(WHAT TO PRODUCE): Copy every line of the data in which the word "JSON" occurs.

^^^^

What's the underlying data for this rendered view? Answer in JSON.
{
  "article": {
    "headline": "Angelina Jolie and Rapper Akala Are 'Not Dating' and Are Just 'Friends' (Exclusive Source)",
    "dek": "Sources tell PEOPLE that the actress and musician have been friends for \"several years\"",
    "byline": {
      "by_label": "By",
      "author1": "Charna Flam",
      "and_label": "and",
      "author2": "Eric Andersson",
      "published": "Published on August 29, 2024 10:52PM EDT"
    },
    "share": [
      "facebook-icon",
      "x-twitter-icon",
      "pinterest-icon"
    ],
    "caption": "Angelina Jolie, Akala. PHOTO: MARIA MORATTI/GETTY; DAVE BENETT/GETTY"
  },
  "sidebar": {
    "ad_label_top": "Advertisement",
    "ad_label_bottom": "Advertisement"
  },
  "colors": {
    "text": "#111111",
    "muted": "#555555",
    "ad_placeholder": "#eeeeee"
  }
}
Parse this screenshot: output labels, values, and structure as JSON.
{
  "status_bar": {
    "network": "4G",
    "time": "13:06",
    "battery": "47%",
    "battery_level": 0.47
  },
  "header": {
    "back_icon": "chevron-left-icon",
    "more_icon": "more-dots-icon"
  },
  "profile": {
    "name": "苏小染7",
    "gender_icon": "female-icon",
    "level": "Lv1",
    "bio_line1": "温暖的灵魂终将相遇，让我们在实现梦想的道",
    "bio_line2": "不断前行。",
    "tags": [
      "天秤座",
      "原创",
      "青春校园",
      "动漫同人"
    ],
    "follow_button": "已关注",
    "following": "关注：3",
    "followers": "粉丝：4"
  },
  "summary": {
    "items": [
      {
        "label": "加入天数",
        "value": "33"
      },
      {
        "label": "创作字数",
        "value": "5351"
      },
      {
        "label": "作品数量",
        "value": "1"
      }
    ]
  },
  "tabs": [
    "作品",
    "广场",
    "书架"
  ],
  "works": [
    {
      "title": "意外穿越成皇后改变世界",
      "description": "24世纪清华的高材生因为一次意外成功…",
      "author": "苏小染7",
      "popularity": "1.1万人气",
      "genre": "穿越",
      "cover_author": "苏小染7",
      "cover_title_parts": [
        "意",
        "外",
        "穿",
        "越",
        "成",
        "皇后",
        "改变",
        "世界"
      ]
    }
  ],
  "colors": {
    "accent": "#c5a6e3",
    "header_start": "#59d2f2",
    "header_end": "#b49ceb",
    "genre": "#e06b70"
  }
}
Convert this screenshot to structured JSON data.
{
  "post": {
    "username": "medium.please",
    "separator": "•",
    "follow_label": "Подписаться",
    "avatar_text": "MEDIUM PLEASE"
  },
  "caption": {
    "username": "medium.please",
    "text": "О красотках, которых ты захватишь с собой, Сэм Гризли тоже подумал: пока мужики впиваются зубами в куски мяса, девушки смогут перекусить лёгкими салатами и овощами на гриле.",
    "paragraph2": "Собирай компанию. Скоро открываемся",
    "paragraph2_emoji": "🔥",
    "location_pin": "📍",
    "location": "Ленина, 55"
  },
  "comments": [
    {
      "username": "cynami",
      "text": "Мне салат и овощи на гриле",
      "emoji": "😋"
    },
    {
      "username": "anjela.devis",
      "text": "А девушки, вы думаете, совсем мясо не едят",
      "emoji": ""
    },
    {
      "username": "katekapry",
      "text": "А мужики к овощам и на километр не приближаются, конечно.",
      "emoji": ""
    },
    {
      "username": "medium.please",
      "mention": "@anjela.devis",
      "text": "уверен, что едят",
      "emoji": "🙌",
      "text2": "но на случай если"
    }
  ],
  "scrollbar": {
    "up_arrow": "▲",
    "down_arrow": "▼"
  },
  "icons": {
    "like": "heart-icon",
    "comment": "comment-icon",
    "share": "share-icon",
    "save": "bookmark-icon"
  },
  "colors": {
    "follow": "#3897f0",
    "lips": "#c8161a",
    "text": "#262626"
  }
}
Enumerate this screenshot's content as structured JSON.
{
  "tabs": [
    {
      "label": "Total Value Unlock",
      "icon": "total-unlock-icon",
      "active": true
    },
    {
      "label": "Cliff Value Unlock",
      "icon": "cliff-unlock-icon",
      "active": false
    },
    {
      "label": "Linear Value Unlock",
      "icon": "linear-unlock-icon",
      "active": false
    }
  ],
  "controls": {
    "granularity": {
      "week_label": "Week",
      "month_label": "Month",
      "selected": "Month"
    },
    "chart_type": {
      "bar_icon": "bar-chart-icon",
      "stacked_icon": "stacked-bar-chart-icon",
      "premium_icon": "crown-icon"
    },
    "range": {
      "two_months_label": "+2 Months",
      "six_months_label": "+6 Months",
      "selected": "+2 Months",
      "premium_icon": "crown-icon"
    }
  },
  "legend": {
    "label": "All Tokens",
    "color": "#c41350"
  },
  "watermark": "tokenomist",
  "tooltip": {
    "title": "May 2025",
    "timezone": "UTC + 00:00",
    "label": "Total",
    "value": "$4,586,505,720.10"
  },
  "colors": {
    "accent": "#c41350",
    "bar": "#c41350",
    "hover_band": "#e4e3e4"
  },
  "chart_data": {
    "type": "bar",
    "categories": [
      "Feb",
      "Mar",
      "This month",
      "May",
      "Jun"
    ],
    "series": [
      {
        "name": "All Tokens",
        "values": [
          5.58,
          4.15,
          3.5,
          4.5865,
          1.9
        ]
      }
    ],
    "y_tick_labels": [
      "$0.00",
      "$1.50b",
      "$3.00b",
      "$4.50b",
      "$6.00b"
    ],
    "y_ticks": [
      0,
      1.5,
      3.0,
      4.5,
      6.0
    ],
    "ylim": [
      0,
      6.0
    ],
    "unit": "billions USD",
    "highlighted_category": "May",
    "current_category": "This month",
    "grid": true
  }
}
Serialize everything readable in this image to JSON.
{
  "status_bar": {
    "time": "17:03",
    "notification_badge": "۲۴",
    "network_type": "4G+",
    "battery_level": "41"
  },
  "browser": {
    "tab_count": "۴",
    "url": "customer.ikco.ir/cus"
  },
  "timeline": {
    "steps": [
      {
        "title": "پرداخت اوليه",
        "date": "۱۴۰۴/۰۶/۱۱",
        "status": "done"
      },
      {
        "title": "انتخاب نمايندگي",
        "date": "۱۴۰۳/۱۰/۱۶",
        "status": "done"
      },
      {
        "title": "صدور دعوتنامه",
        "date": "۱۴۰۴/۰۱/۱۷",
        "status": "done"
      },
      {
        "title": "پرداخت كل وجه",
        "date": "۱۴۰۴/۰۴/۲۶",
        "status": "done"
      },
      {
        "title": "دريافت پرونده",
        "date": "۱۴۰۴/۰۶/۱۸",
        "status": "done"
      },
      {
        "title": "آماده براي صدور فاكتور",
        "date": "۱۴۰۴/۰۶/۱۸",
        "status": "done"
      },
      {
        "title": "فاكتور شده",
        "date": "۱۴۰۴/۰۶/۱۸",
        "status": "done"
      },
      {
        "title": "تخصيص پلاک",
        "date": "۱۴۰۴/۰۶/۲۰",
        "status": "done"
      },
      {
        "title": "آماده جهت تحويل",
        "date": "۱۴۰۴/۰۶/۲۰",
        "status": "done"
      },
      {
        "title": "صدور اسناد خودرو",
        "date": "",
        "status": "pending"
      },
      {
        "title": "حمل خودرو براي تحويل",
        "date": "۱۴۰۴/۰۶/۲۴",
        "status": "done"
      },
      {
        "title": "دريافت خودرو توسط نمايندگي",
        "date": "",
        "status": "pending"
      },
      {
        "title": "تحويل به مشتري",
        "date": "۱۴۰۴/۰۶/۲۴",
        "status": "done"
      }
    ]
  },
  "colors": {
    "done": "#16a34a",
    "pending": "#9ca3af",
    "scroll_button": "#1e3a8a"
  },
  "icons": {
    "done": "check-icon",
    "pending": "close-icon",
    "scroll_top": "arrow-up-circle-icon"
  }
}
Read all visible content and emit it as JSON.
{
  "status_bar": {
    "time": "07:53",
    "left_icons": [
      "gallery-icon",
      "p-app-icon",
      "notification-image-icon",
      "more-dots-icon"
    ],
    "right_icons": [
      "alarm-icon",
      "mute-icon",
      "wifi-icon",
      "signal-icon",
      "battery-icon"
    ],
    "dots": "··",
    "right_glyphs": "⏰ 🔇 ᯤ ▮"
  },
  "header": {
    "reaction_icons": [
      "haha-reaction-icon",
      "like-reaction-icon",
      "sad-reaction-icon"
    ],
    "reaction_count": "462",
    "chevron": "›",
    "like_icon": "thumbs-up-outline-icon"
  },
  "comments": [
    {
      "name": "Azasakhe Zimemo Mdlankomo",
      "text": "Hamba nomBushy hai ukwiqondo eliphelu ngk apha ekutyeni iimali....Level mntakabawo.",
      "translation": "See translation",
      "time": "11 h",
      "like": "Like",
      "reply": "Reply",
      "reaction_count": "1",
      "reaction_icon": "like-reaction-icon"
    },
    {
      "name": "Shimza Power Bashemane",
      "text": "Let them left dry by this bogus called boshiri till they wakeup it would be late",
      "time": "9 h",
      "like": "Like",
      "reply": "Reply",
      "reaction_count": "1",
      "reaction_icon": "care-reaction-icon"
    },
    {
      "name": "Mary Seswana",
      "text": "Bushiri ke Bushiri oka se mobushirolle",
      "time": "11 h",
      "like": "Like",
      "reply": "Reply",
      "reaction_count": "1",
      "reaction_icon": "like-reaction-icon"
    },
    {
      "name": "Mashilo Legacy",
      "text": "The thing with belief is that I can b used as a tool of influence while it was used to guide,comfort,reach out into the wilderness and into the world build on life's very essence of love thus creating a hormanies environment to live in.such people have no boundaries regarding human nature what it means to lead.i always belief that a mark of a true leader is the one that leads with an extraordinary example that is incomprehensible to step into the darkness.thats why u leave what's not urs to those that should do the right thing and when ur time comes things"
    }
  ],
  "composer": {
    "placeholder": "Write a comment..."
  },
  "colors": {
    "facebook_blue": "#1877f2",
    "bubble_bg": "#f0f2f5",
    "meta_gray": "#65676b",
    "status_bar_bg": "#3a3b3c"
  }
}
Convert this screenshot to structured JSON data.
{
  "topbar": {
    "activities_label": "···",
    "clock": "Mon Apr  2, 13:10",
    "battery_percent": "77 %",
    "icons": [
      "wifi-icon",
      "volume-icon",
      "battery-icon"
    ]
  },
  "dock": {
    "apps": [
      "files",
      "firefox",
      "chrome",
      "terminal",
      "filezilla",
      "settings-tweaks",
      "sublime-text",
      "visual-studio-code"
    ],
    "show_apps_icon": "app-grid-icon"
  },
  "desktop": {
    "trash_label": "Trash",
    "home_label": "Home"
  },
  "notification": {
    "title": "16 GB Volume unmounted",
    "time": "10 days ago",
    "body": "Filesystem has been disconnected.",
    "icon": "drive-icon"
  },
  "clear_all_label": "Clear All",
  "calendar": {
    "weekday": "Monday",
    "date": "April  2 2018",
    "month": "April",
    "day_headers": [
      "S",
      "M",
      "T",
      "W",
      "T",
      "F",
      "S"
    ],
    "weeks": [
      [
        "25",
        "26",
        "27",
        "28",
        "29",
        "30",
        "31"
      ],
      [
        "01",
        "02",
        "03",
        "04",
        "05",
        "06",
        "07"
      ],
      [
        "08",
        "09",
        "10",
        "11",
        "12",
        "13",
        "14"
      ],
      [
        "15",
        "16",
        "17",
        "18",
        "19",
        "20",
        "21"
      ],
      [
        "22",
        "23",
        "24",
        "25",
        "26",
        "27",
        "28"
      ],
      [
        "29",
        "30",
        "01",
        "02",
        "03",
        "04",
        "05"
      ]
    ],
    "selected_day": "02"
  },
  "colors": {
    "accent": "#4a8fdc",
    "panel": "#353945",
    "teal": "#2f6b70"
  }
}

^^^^

(OUTPUT OF THE EXERCISE):
What's the underlying data for this rendered view? Answer in JSON.
Parse this screenshot: output labels, values, and structure as JSON.
Convert this screenshot to structured JSON data.
Enumerate this screenshot's content as structured JSON.
Serialize everything readable in this image to JSON.
Read all visible content and emit it as JSON.
Convert this screenshot to structured JSON data.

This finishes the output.